Brief
Please state the number of lines in the records below that contain the string "Involved", and nothing further.

____________________

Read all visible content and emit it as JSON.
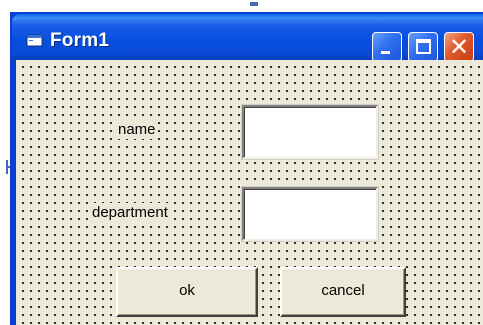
{
  "window": {
    "title": "Form1"
  },
  "form": {
    "name_label": "name",
    "name_value": "",
    "department_label": "department",
    "department_value": ""
  },
  "buttons": {
    "ok_label": "ok",
    "cancel_label": "cancel",
    "close_glyph": "✕"
  },
  "icons": {
    "window_icon": "form-window-icon",
    "minimize": "minimize-icon",
    "maximize": "maximize-icon",
    "close": "close-icon"
  },
  "colors": {
    "titlebar": "#0a4ad6",
    "close_button": "#e3572c",
    "client_background": "#ece9d8"
  }
}
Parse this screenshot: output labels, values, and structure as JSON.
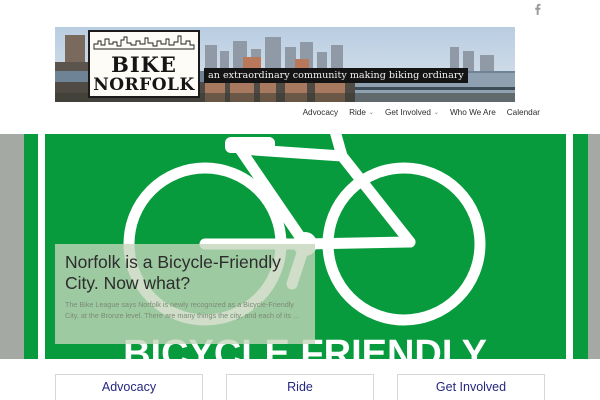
{
  "header": {
    "social_icon": "facebook-icon",
    "logo_line1": "BIKE",
    "logo_line2": "NORFOLK",
    "tagline": "an extraordinary community making biking ordinary"
  },
  "nav": {
    "items": [
      {
        "label": "Advocacy",
        "dropdown": false
      },
      {
        "label": "Ride",
        "dropdown": true
      },
      {
        "label": "Get Involved",
        "dropdown": true
      },
      {
        "label": "Who We Are",
        "dropdown": false
      },
      {
        "label": "Calendar",
        "dropdown": false
      }
    ],
    "dropdown_glyph": "⌄"
  },
  "hero": {
    "sign_text": "BICYCLE FRIENDLY",
    "caption_title": "Norfolk is a Bicycle-Friendly City. Now what?",
    "caption_text": "The Bike League says Norfolk is newly recognized as a Bicycle-Friendly City, at the Bronze level. There are many things the city, and each of its ..."
  },
  "cards": [
    {
      "label": "Advocacy"
    },
    {
      "label": "Ride"
    },
    {
      "label": "Get Involved"
    }
  ],
  "colors": {
    "sign_green": "#079b3d",
    "nav_text": "#2d2d2d",
    "card_text": "#262680",
    "caption_bg": "#c4d6bb"
  }
}
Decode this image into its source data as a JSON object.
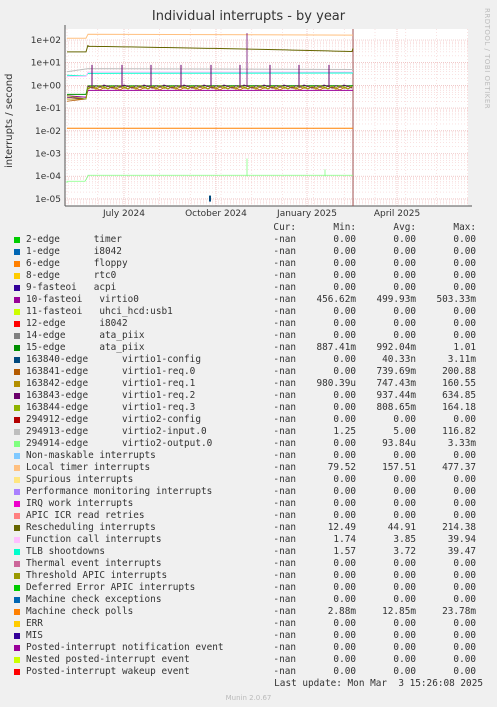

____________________

Written answer
2